> _Exercise_: Read through the material below and find each line that has the word "this"; copy it.

> _Provided material_:
● ● ● ● ● ● ●
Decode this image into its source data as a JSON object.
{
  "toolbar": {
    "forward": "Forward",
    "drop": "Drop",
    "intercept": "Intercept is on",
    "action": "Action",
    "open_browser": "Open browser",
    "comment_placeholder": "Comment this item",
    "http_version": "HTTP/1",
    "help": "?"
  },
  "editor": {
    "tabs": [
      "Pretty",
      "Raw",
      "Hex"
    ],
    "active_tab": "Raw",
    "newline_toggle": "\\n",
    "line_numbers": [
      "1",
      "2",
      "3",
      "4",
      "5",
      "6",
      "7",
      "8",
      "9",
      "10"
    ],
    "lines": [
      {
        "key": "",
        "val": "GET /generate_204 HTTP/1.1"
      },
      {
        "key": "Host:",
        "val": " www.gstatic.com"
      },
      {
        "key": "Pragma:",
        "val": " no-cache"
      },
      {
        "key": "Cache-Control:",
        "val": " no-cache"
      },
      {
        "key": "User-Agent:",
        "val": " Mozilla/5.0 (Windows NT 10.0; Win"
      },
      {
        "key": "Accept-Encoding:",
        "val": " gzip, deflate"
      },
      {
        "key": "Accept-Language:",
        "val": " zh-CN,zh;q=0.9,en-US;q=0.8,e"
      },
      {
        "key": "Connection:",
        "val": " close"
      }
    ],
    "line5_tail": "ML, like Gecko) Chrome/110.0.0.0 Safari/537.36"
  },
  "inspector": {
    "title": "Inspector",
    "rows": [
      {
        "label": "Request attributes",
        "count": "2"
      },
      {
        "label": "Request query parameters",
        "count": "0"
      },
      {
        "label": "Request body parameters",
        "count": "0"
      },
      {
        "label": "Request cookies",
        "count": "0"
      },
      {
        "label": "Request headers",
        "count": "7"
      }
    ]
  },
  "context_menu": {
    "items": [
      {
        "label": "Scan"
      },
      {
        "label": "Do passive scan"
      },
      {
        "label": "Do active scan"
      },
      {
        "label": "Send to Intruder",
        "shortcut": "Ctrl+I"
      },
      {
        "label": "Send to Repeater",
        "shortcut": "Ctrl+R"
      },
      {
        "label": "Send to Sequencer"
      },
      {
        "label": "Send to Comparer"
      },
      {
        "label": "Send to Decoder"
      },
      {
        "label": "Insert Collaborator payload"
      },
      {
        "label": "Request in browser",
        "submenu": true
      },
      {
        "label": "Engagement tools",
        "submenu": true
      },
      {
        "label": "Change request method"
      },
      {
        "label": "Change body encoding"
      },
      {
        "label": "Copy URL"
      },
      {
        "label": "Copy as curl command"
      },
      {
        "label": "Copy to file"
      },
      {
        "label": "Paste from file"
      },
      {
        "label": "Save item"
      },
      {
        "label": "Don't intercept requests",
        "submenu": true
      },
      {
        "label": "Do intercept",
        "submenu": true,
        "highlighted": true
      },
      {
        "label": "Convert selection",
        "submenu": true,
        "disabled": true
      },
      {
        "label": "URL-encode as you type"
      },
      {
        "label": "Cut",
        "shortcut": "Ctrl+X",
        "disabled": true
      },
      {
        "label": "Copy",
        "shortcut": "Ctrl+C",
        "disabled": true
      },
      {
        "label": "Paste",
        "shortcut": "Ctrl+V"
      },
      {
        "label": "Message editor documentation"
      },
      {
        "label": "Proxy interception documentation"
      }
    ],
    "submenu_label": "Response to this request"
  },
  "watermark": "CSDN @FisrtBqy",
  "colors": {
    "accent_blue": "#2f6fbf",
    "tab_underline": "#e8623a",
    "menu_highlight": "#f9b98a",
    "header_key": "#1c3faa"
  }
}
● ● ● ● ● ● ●
> _Response area_:
Decode this image into its source data as a JSON object.
    "comment_placeholder": "Comment this item",
    "submenu_label": "Response to this request"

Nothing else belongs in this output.